Problem to work on ::
Look through the listing and report every line that has "icon" in it.

Task material ::
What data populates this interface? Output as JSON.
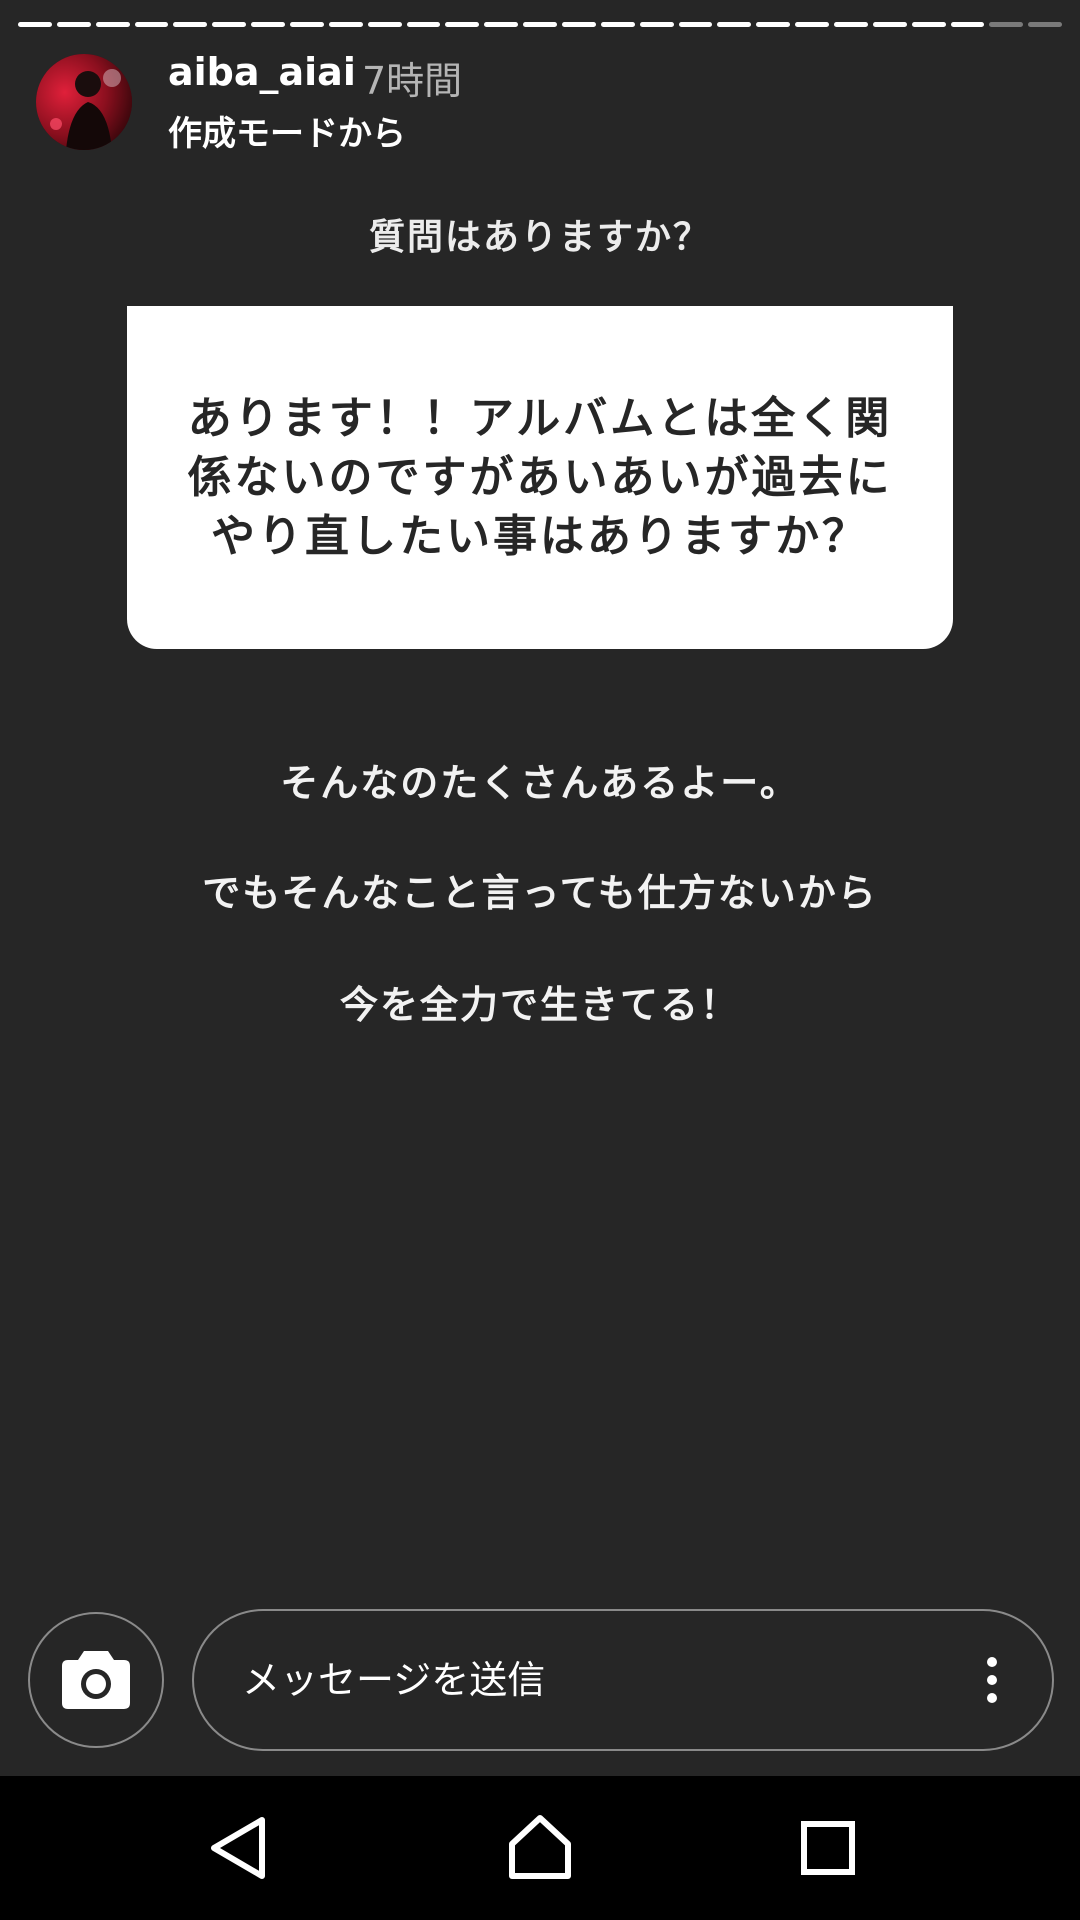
{
  "story": {
    "segments_total": 27,
    "segments_done": 25
  },
  "header": {
    "username": "aiba_aiai",
    "time_ago": "7時間",
    "subtitle": "作成モードから"
  },
  "question": {
    "header": "質問はありますか？",
    "text": "あります！！アルバムとは全く関係ないのですがあいあいが過去にやり直したい事はありますか？"
  },
  "answer": {
    "lines": [
      "そんなのたくさんあるよー。",
      "でもそんなこと言っても仕方ないから",
      "今を全力で生きてる！"
    ]
  },
  "reply_bar": {
    "placeholder": "メッセージを送信",
    "camera_icon": "camera-icon",
    "more_icon": "more-vertical-icon"
  },
  "nav": {
    "back_icon": "back-triangle-icon",
    "home_icon": "home-icon",
    "recents_icon": "recents-square-icon"
  },
  "colors": {
    "background": "#262626",
    "card": "#ffffff",
    "text": "#ffffff",
    "muted": "#b5b5b5",
    "navbar": "#000000"
  }
}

Task response ::
    "camera_icon": "camera-icon",
    "more_icon": "more-vertical-icon"
    "back_icon": "back-triangle-icon",
    "home_icon": "home-icon",
    "recents_icon": "recents-square-icon"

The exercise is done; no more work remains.